Across Quebec on Friday, thousands of people marched to demand action against a rise in domestic violence in recent weeks.
“It’s enough,” people shouted repeatedly.
It’s the cry of thousands hoping those in power hear their message: the province needs to take stronger action to prevent more deaths of women due to domestic violence.
“Change please,” said Maude Richard, a survivor of domestic violence. “Give money, resources, make this a real problem because so far it doesn’t seem to be.”
On Thursday, the Sûreté du Québec (SQ) determined that the deaths of 43 year-old Paningayak-Naluiyuk and her partner, Peter Ainalik, 44 were a murder-suicide.
On March 25, police discovered their bodies inside a home in Ivujivik, a small, remote community in northern Quebec.
Paningayak-Naluiyuk is the eighth woman killed in eight weeks in Quebec as a result of suspected domestic violence.
“It’s infuriating, it’s saddening thinking that those things could have been avoided given more resources,” Richard told Global News.
Advocates say the issue has become worse during the pandemic — because restrictions make it easier for the abuser to control their victims.
Resources helping women say they are are overwhelmed.
Manon Monastesse, the executive director of the Quebec federation of women’s shelters, says the number of deaths in recent weeks is shocking, noting the province tends to record 12 femicides over the course of a normal full year.
Monastesse, one of the organizers of the protest in Montreal, says the 36 shelters in her organization are at 97 per cent of their capacity.
She says the effort to fight violence against women will need serious action from the provincial government and broader social change.
“It’s not sufficient,” said Kate Conner, who has experienced domestic violence. “We need universal basic income so women are not in a position to need a man in order to afford rent.

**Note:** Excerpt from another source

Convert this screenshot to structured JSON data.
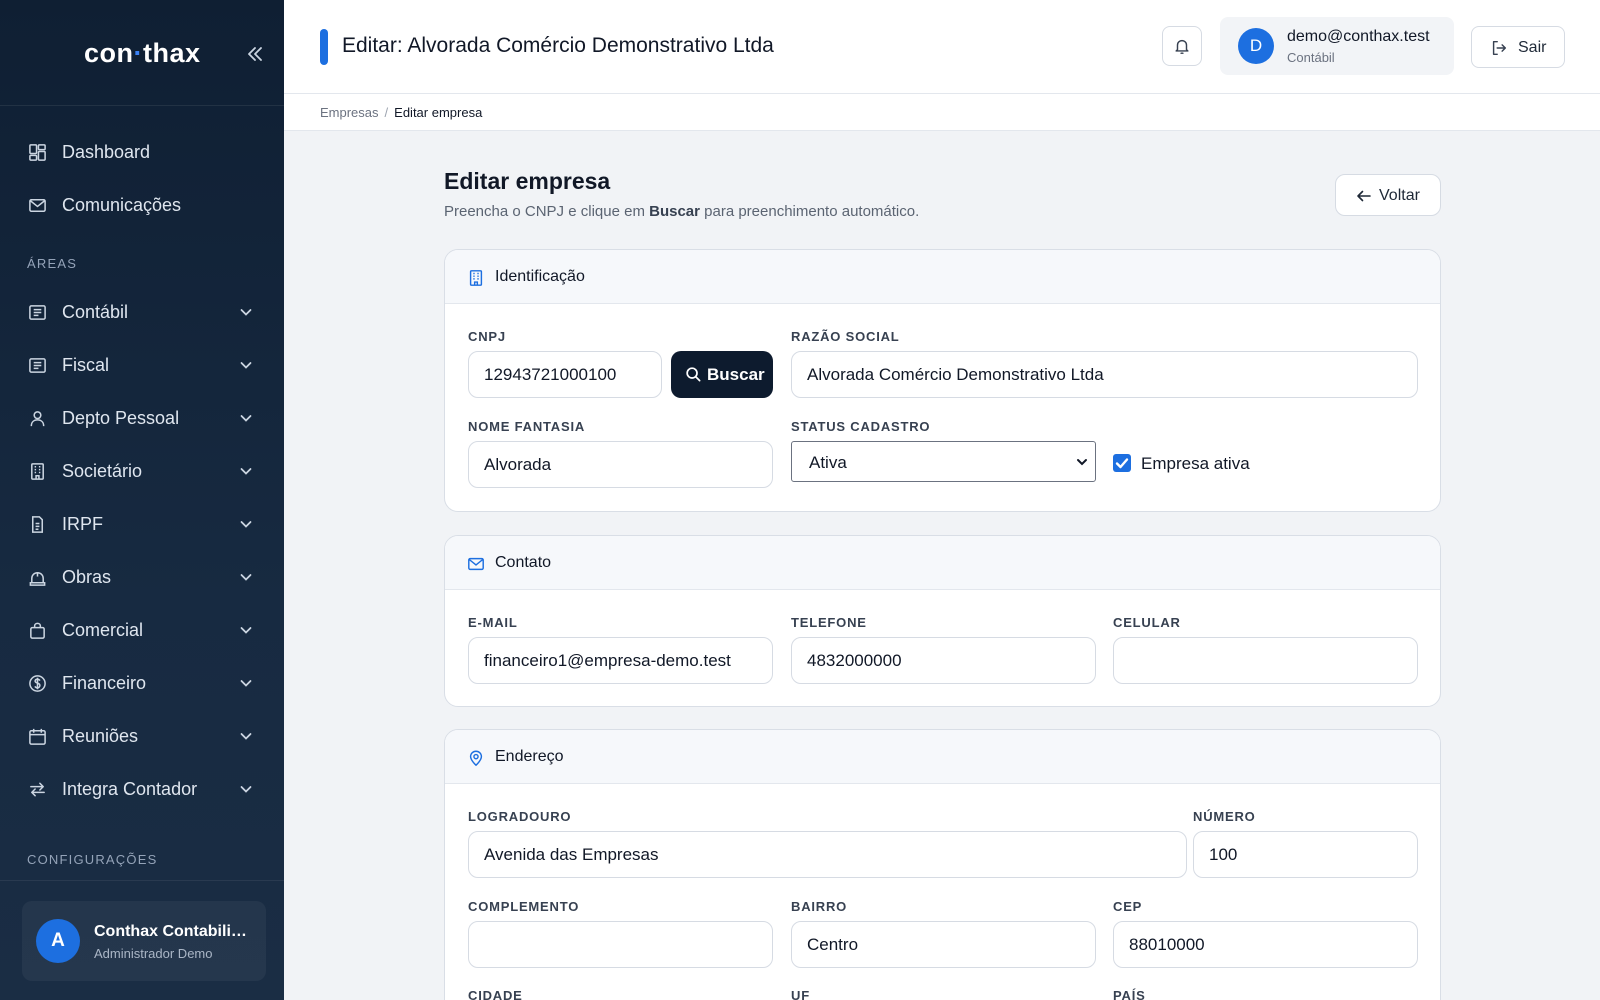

“Especially a woman like me who was a stay-at-home mom. We need more room in shelters.”
The province has promised it will increase funding and ramp up its efforts to tackle conjugal violence.
In its budget last month, Quebec set aside $4.5 million more per year for more than 100 shelters in the province.
Quebec’s deputy premier and public security minister Geneviève Guilbault is taking on the file.
However, the money from the province is about a quarter of what the Quebec’s federation of women’s shelters was asking for.
“At least there’s some action that’s been taken,” said Richard. “More is always better.”
–With files from Global’s Raquel Fletcher and The Canadian Press